But, before I start, let me say that everyone including the 1 percent and 99 percent should be in favor of getting mature, highly profitable industries off of welfare.
Mitt Romney does not address subsidies for energy on his website. Recently, Obama Energy Secretary Chu announced $30 million for research to find the next energy storage technologies. Yet, neither the current administration, nor the potential Republican administration address the fact that oil, gas and coal are on welfare. In fact, the U.S. subsidizes oil companies by so much that "over the past two years, ExxonMobil reported $9,910 million in pretax U.S. profits. But it enjoyed so many tax subsidies that its federal income tax bill was only $39 million -- a tax rate of only 0.4 percent."
To get this done we have to get behind the smoke and mirrors and get to the root issues. There is an assumption that Republicans are against clean energy initiatives. I think that is a false statement. In the Republican primary, Rick Perry, Ron Paul and the presumptive nominee Mitt Romney have said, let's have a level playing field and eliminate the welfare for the oil, gas, coal and mature renewable energy industries so the best technologies can rise to the top. Now Grover Norquist, founder of Americans for Tax Reform and others are instructing their colleagues that Republican = anti-renewable energy. I think Republicans are for the "all of the above approach."
Nor do I believe that Democrats totally oppose fossil fuel subsidies. Plenty of them reside in coal states. The Democrats maintained the Ohio Coal Development Office.
But facts are facts, and some of the largest growth in exports in the past three years has come from renewable energy. In terms of new generating assets, more megawatts (MW) of renewables were installed in the past four years than natural gas and coal.
Clearly, the driving issues in this election are jobs, the economy and getting ourselves out of debt.
If the Republicans thought that investing money in only clean energy solutions would get us back to 4 percent growth and hundreds of thousands of new jobs per month, they would be all in.
Conversely, if I told Democrats that relentless hydrofracking would balance every budget in the country and achieve the same miracle while securing energy independence, they would be for that. And, we have witnessed that type of thinking in the pursuit of "all of the above" for energy solutions.
So, for this election, let's acknowledge that environmental concerns are not moving the electoral needle -- natural gas will probably not be adequately regulated until the industry destroys an acquifer. And maybe not even then, when looking at our pitiful response to the BP oil spill. But I think we all agree that energy infrastructure investments create jobs, so why can't we all agree that we need a level playing field to attract this investment in larger numbers? A clean environment is obviously essential to the future, but apparently it is not persuasive enough to get the votes to pass -- maybe 4 percent growth can be.
The real question is that with more than 37 conservative groups signing a letter to get rid of most permanent subsidies, including The Heartland Institute which receives funding from the Koch Brothers, outlined in the Green Scissors Report why can't we get the welfare industries of oil, gas and coal off the dime -- the welfare dime.
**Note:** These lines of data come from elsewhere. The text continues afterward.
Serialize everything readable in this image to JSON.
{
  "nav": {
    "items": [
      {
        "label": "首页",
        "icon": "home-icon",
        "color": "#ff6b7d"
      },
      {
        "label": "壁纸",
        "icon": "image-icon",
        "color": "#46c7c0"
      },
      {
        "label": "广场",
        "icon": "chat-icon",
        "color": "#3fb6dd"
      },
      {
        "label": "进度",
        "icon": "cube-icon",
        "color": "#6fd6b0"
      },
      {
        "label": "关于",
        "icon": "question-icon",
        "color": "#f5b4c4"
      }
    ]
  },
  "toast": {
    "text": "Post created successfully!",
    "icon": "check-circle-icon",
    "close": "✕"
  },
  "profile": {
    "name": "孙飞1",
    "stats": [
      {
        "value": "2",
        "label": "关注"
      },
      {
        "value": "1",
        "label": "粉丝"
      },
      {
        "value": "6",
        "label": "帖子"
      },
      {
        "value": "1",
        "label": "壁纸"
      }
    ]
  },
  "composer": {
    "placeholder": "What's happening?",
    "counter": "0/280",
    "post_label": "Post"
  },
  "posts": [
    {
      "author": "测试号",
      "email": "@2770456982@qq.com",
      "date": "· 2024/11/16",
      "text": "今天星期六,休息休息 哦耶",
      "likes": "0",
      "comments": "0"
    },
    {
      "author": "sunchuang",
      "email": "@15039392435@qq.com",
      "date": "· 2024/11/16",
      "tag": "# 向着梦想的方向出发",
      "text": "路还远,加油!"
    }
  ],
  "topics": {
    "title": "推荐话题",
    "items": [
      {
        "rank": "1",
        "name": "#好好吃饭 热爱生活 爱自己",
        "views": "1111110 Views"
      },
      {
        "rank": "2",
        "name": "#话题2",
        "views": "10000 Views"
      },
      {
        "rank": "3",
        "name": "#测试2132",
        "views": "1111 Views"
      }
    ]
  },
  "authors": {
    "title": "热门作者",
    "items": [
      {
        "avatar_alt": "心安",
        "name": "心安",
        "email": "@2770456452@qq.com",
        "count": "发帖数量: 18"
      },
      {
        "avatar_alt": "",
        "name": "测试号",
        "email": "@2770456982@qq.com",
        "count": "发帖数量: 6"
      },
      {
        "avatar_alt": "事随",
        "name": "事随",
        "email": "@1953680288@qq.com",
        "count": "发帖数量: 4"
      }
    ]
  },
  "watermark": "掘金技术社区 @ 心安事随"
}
If mature energy sources phased out their subsidies we could receive an extra $300 billion in federal revenues in the next five years according to the Green Scissors 2011 report. With that money you could reduce Corporate Taxes in the US.
I understand that to get it done politically, we will have to phase out wind and solar subsidies and I am fine with that as I wrote last year.
I noted, "Permanent subsidies don't create jobs and sharpen the competitive edges of new companies." They distort markets by artificially reducing the interest rates paid by the energy companies when they borrow money -- like Fannie Mae and Freddie Mac do for home mortgages.
More importantly, if we eliminated our system of energy tax credits for mature technologies, we could allow small investors to participate in the energy boom. Today, main street investors cannot invest in low-risk renewable energy projects because these investors can only invest in oil and gas tax credits per the 1986 Tax Reform Act. The master-limited partnership that eliminates double taxation only applies to oil and gas as well -- how convenient.
I recently read and wrote about The Brookings Institution published paper, dated April 2012, authored by a collective of experts who I respect entitled, "Beyond Boom and Bust: Putting Clean Tech On a Path To Subsidy Independence." It contends that "US clean tech sectors could falter" based on the fall in U.S. Federal financial support from $44.3 billion in 2009 to $11 billion in 2014. What Brooking did was prescribe more of the same. So, I had to object, because it is the wrong argument.
I contend we must get rid of the permanent subsidies for all mature energy sources. In fact, get them off welfare. So, are the 99 percent + 1 percent with me?